But the Internet theft? Close to $3,000. A whole 'nother level monetarily, and a whole 'nother level criminally. The loss of the money really hurts, particularly in my low-paying year of career building. So what went wrong? I made two errors that led to a third: A. I wrongfully believed that cashier's checks are bombproof. B. I wrongfully believed that a check "clearing" the bank means it's valid. And C. I wrongfully believed it was okay to send someone I didn't know (another mystery shopper, a.k.a. fellow employee) money via Western Union per part two of my assignment because cashier's checks clearing the bank = nothing fishy here.
My bad. My bad, bad, BAD!

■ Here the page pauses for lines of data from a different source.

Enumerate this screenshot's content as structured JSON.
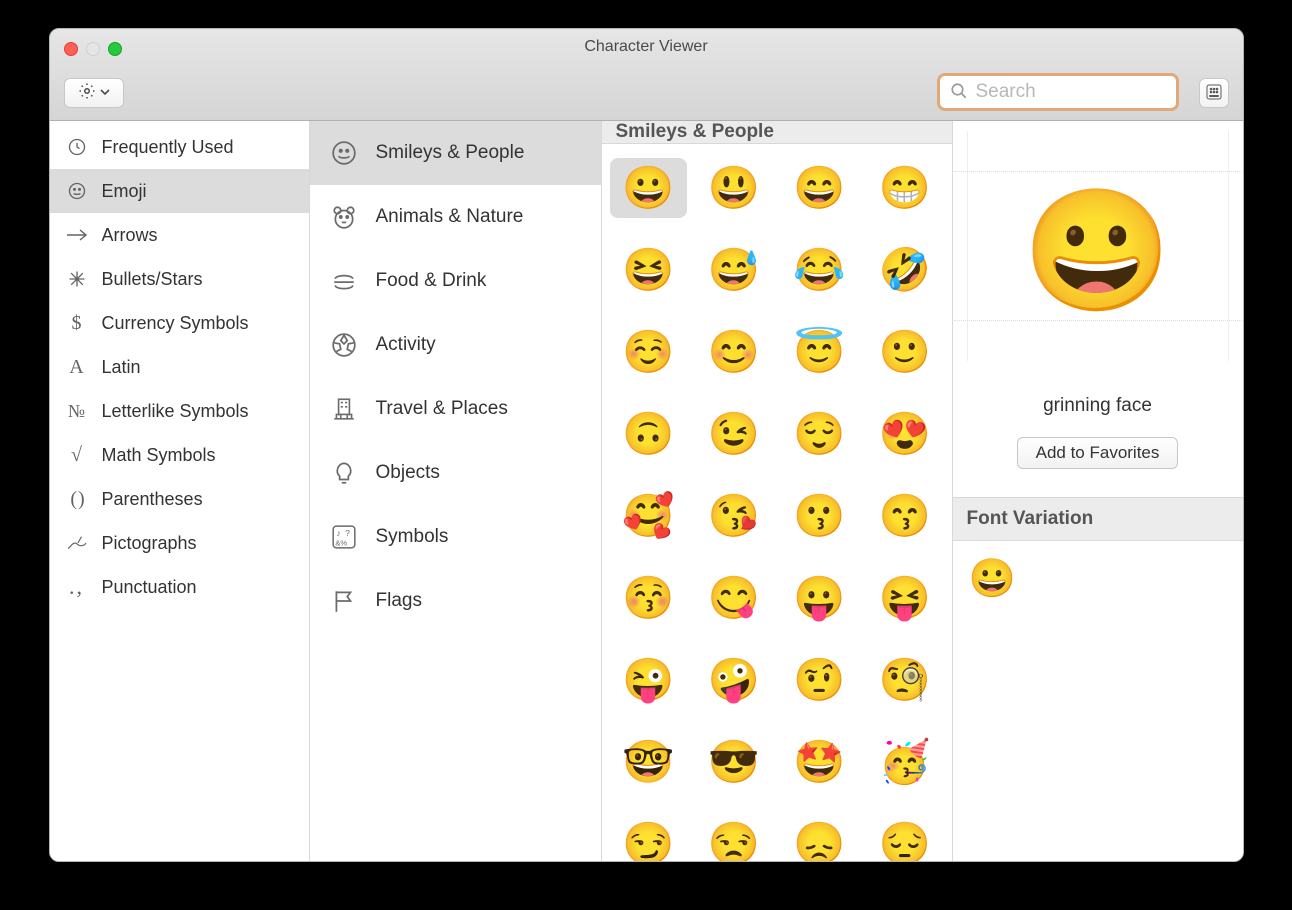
{
  "window": {
    "title": "Character Viewer"
  },
  "search": {
    "placeholder": "Search"
  },
  "sidebar": {
    "items": [
      {
        "label": "Frequently Used",
        "icon": "clock",
        "selected": false
      },
      {
        "label": "Emoji",
        "icon": "smile",
        "selected": true
      },
      {
        "label": "Arrows",
        "icon": "arrow",
        "selected": false
      },
      {
        "label": "Bullets/Stars",
        "icon": "star",
        "selected": false
      },
      {
        "label": "Currency Symbols",
        "icon": "dollar",
        "selected": false
      },
      {
        "label": "Latin",
        "icon": "A",
        "selected": false
      },
      {
        "label": "Letterlike Symbols",
        "icon": "No",
        "selected": false
      },
      {
        "label": "Math Symbols",
        "icon": "root",
        "selected": false
      },
      {
        "label": "Parentheses",
        "icon": "paren",
        "selected": false
      },
      {
        "label": "Pictographs",
        "icon": "hand",
        "selected": false
      },
      {
        "label": "Punctuation",
        "icon": "comma",
        "selected": false
      }
    ]
  },
  "categories": {
    "items": [
      {
        "label": "Smileys & People",
        "icon": "smile",
        "selected": true
      },
      {
        "label": "Animals & Nature",
        "icon": "bear",
        "selected": false
      },
      {
        "label": "Food & Drink",
        "icon": "burger",
        "selected": false
      },
      {
        "label": "Activity",
        "icon": "soccer",
        "selected": false
      },
      {
        "label": "Travel & Places",
        "icon": "building",
        "selected": false
      },
      {
        "label": "Objects",
        "icon": "bulb",
        "selected": false
      },
      {
        "label": "Symbols",
        "icon": "symbols",
        "selected": false
      },
      {
        "label": "Flags",
        "icon": "flag",
        "selected": false
      }
    ]
  },
  "grid": {
    "header": "Smileys & People",
    "emoji": [
      "😀",
      "😃",
      "😄",
      "😁",
      "😆",
      "😅",
      "😂",
      "🤣",
      "☺️",
      "😊",
      "😇",
      "🙂",
      "🙃",
      "😉",
      "😌",
      "😍",
      "🥰",
      "😘",
      "😗",
      "😙",
      "😚",
      "😋",
      "😛",
      "😝",
      "😜",
      "🤪",
      "🤨",
      "🧐",
      "🤓",
      "😎",
      "🤩",
      "🥳",
      "😏",
      "😒",
      "😞",
      "😔"
    ],
    "selected_index": 0
  },
  "detail": {
    "preview": "😀",
    "name": "grinning face",
    "favorites_button": "Add to Favorites",
    "font_variation_header": "Font Variation",
    "font_variation_sample": "😀"
  }
}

Cashier's checks are the checks people ask for when I want to buy a big ticket item. I have bought many a new and used car with them, for example. The dealership doesn't want a personal check; it wants a bank-issued check. The cashier's checks sent to me certainly looked legit. They had a bank name on them, and they didn't raise any red flags among the bank employees who saw them. (I was scammed out of all but roughly $100 of the first of two checks I received. By the time the first check was deemed counterfeit, I was attempting to withdraw cash from the second. It was at that point that the bank employees informed me the first was invalid, making the second suspect and thereby preventing me from removing the cash per my assignment. The $100, incidentally, was spent on items purchased at two different Walmarts as part of the two assignments I nearly completed. I was entitled to keep the purchased merchandise, and as it turns out it was my own money anyway!)

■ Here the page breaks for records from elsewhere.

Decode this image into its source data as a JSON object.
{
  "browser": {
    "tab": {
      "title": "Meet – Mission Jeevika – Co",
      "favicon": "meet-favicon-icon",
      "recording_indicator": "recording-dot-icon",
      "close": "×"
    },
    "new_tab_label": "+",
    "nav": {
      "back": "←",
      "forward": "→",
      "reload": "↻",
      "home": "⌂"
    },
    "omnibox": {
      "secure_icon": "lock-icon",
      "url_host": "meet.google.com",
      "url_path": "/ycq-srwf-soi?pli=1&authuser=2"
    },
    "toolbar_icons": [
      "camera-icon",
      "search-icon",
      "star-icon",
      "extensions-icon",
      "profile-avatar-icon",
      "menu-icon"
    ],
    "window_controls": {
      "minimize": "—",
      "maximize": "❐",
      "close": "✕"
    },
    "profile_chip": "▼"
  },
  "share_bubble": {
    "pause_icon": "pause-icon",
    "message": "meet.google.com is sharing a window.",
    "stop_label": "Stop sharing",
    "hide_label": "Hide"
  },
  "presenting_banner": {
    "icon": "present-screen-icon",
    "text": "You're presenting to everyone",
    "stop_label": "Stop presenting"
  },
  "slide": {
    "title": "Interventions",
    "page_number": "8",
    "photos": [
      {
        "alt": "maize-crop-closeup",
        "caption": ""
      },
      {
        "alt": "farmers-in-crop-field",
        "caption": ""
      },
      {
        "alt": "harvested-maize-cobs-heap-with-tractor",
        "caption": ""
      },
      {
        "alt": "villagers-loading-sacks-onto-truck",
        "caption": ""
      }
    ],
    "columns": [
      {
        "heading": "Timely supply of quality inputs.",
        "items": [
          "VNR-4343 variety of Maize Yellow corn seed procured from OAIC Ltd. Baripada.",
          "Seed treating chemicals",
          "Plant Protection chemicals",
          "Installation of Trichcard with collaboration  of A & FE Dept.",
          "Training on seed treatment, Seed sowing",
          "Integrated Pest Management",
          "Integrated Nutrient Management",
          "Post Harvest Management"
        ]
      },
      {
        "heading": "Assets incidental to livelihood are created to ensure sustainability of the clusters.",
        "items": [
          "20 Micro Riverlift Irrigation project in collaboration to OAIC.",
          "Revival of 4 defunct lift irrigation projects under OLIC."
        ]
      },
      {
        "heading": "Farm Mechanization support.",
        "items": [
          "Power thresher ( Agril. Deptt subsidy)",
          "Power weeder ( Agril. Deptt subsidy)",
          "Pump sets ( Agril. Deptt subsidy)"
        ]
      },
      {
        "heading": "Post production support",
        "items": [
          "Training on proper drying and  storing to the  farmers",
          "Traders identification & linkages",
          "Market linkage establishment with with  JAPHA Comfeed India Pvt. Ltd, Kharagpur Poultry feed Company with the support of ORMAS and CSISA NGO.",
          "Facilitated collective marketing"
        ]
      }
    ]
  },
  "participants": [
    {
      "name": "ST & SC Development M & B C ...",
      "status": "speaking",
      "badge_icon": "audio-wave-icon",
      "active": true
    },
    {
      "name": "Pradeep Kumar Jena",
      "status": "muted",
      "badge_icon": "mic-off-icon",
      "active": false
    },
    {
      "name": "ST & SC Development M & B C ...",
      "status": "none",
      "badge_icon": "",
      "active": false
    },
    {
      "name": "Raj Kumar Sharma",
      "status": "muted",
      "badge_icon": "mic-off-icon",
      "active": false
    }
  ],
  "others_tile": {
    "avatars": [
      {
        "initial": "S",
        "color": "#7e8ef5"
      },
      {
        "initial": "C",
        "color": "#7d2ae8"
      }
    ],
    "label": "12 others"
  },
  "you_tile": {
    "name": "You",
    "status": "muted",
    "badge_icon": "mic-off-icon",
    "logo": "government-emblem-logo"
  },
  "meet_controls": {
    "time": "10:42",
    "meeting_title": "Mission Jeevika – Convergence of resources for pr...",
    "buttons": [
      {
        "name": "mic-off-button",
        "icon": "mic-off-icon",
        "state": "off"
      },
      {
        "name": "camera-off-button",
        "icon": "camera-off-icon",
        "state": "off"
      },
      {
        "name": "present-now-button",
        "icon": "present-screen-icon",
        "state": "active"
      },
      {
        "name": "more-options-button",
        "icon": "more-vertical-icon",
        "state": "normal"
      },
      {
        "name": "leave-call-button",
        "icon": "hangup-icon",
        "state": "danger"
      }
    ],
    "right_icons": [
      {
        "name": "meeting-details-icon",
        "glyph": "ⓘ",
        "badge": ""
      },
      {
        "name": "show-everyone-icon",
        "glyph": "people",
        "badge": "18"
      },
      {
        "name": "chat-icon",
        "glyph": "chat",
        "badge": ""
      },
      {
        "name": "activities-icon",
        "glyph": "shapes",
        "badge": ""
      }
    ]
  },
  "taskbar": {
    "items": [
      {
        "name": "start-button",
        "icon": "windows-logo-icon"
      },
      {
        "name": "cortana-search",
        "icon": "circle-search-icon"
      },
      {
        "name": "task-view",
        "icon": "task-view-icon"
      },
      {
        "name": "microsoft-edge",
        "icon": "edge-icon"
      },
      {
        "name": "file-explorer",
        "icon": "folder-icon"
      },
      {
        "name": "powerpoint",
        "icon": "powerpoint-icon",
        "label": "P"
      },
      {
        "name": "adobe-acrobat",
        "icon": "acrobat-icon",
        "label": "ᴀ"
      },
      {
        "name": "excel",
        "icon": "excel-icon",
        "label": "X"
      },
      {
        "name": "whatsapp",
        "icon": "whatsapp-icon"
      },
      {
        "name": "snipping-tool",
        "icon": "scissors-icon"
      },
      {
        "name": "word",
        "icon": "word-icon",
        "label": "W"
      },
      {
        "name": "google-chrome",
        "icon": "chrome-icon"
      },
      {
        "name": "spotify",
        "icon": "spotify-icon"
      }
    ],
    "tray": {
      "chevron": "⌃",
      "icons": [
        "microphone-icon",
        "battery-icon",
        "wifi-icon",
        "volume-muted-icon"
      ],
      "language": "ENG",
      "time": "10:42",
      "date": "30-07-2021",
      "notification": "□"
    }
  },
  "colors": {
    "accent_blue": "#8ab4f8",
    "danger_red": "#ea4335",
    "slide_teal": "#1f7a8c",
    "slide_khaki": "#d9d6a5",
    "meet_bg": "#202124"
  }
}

"Clearing" the bank. Yeah, right! Clearing, I have come to learn, is a misnomer. When a cashier's check has cleared, its funds have only just become available. It has not yet been determined to be a good check. Sounds ridiculous, doesn't it? I think it does, and I believe the misleading terminology provides a giant loophole when it comes to banks protecting their customers. I waited until each of the two checks cleared before withdrawing the funds in the first case and attempting to in the second case. Had I been informed at the bank that "clearing" isn't what I or any other regular person would think of as clearing, I most certainly would not have pursued withdrawing cash at that time! I would have said: "Huh?" And that would have led to an explanation that I needed to wait several more days to be safe.
Perhaps I should have stopped what I was doing when I saw the name of the country I was sending the money to for the next mystery shopper: the Philippines. It did make me wonder just a little bit. But then again one of my mailing envelopes had a return address of Canada on it. It was an international business I was working for (or so I believed), so the international nature of using Western Union in and of itself didn't prevent me from continuing.
And that's the definition of a scam, folks! The criminals fly just enough inside the perimeter of believability to fool people into trusting their motives.
I have reported the fraud to my local police department, providing all of the e-mail and hard-copy correspondence along with my Western Union receipt. I have no protection from my bank in case of fraud, and I am awaiting a reply from my home insurance company about whether or not I can file a claim for theft by fraud. I conducted my communication with the mystery-shopper company while at home.
This is only the beginning. You can bank on that! Today I am almost $3,000 poorer yet unquestionably wiser. I feel violated, and I feel like an idiot. But I am grateful it wasn't more money, and I soothe myself -- misery loves company -- by reminding myself that I'm not alone. I don't wish this on anyone else. I just want to nail those sons of bitches and get my money back.